WORK ITEM ::
Within the data, how many lines hold the word "into"? Answer with nothing but the number.
####
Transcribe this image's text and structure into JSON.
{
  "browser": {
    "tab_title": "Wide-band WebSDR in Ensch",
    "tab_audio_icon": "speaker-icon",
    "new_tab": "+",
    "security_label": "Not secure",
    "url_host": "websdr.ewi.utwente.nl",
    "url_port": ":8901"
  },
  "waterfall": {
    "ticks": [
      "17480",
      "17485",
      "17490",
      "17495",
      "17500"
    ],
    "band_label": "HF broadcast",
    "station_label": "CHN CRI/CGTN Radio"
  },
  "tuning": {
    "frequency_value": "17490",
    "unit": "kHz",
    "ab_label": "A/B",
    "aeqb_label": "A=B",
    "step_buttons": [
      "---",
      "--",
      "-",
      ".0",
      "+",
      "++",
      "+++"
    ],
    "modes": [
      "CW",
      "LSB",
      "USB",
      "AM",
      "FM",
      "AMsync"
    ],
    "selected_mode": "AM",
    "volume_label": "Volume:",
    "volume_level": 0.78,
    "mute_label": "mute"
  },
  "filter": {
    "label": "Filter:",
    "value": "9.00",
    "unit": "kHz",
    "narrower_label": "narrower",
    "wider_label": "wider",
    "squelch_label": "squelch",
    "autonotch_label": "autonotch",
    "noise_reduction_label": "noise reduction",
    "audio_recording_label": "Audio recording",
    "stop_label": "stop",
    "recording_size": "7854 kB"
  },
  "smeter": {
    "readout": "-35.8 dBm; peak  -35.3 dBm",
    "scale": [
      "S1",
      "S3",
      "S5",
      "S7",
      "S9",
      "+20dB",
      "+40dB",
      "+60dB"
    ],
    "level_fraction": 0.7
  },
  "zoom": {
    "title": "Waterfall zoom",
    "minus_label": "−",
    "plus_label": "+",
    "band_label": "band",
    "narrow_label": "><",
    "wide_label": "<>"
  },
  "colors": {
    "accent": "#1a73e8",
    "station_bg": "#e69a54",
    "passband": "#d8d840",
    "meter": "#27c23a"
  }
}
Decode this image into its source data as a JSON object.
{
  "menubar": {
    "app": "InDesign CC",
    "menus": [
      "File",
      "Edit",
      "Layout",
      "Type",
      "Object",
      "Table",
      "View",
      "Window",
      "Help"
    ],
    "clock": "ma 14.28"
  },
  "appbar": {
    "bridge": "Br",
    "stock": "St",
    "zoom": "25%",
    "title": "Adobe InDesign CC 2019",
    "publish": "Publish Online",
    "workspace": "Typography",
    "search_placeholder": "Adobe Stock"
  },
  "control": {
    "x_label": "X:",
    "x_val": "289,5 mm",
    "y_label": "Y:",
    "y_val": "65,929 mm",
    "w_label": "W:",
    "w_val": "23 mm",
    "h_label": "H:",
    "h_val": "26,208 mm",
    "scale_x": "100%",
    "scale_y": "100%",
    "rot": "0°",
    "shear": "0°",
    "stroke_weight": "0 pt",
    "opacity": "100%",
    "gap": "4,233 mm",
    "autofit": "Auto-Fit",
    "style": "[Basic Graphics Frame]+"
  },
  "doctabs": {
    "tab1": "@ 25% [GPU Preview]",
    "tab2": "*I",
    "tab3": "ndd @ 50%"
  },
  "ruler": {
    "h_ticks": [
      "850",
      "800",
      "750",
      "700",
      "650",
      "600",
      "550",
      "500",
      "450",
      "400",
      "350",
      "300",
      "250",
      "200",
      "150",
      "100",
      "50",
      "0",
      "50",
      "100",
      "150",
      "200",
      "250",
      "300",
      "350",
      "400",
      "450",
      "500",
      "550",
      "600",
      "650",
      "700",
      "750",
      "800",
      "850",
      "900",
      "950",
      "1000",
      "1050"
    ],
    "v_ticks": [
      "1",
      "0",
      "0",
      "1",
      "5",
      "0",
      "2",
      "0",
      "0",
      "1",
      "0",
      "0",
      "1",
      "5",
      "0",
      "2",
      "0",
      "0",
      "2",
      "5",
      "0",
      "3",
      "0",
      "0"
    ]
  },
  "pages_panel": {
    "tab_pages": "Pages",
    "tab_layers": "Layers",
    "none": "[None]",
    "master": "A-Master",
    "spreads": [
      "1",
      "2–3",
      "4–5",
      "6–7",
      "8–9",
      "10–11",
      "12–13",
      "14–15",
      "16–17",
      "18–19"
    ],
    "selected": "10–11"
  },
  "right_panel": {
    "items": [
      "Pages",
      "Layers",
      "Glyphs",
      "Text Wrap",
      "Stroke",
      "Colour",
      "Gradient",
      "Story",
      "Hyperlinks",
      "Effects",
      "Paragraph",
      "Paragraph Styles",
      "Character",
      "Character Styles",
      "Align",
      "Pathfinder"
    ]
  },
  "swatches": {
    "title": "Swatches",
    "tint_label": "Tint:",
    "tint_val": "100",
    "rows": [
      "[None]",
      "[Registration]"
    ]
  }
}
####
ANSWER TO THIS TASK ::
2